Example
if ( x != 0 )
result = y / x;
else
result = “not defined”;

Logical Operators

a && b AND True if both are true
a || b OR True of either or both are true
!a NOT True if a is false
The “AND (&&)” Logical Operator
if ( (pitch == “hard”) && (bowler == “fast”) )
myStatus = “Pulled muscle”;
The value of the variable myStatus will be set to “Pulled muscle” if both of the conditions are true

Example

if ( x || y )

document.write (“Both are false”);
So far we have looked at the assignment operator, arithmetic operators, comparison operators and logical operators
The final category that we are going to look at is string operators
In that category, we look at only one, the concatenation operator

The “+” String Operator

The “+” operator can be used to concatenate two strings
title = “bhola” + “continental”
The value of the variable title becomes “bholacontinental”

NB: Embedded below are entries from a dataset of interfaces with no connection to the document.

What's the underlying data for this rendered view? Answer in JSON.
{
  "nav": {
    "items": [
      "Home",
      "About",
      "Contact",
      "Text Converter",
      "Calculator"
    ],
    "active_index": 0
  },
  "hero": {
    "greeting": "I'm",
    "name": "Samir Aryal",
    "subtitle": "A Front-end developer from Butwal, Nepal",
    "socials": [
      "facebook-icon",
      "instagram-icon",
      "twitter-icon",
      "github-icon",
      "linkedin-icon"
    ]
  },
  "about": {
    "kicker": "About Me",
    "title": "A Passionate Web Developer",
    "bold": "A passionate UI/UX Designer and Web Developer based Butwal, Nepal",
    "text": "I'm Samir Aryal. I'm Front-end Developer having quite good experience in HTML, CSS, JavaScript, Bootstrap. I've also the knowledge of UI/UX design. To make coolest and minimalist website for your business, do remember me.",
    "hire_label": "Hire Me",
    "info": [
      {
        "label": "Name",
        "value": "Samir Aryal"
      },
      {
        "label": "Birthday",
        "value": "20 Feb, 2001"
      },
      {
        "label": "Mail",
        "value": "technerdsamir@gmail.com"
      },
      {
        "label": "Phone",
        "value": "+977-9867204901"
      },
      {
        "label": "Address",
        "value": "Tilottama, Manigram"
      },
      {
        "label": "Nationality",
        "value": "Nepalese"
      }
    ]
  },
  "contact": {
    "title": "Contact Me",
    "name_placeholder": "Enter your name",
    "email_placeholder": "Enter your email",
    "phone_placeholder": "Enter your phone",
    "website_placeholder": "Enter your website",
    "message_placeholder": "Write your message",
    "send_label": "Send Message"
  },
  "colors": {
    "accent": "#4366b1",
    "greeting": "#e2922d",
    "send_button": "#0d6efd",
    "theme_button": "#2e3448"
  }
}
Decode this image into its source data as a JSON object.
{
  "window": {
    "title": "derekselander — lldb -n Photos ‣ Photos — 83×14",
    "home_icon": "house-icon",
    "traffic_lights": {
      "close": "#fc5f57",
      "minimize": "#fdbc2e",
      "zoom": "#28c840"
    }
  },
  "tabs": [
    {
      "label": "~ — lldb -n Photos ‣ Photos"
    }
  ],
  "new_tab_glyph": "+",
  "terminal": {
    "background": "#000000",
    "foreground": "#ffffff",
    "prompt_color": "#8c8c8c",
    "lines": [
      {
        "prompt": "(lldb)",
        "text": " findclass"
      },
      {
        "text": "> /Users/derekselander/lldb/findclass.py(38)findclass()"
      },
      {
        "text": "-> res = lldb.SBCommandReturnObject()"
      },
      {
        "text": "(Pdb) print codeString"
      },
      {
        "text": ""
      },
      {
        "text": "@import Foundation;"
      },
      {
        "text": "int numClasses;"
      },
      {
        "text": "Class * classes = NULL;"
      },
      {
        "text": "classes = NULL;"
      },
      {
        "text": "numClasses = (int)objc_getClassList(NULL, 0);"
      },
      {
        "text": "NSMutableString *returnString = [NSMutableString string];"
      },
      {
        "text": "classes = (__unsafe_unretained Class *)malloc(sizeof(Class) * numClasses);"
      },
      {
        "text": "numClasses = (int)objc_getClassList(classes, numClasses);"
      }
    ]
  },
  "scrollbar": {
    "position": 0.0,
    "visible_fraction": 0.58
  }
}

Elements of JavaScript Statements

Semicolon ;
Terminate all JavaScript statements with a semicolon. It is not always necessary, but highly recommended.

Elements of JavaScript Statements 1

White Spaces & Line Breaks
White spaces: The space & the tab characters
JavaScript ignores any extra white spaces or line breaks that you put in the code
This gives you the freedom of using them for making your code appear neat and readable

while ( x > 0) {
remaind = x % 2;
y = remaind + y;
}
while ( x > 0) {remaind = x % 2; y = remaind + y;}
while ( x > 0) {
remaind = x % 2;
y = remaind + y;
}

Now let’s talk about a very special type of JavaScript statement that does not really do anything, but is found in most pieces of code!
Comments
Comments are included on a Web page to explain how and why you wrote the page the way you did
Comments can help someone other than the author to follow the logic of the page in the author’s absence
The commented text is neither displayed in the browser nor does it have any effect on the logical performance of the Web page, and is visible only when the actual code is viewed
JavaScript Comments
Single-line comments (two options)
// Author: Bhola
<!-- Creation Date: 24 March 2003
Multi-line comments

/* Author: Bhola
Creation Date: 24 March 2003 */
HTML Comments

<!-- Author: Bhola
Creation Date: 24 March 2003 -->
Note : comments let the code speak for itself!
Comments add clarity
Decimal to Binary Conversion in JavaScript
x = 75 ; // x is the decimal number
y = “” ; // y is the binary equivalent
while ( x > 0) {
remainder = x % 2 ;
quotient = Math.floor( x / 2 ) ;
y = remainder + y ;
x = quotient ;
}

document.write(“y = ” + y) ;
During Today’s Lecture …
We found out about JavaScript data types
About variables and literals
We also discussed several operators supported by JavaScript

Next (the 8th) Web Dev Lecture:

Flow Control and Loops

To be able to understand the concept of flow control using the “if” and “switch” structures
To be able to understand the concept of behind the “while” and “for” looping structures
To be able to solve simple problems using flow control and loop statements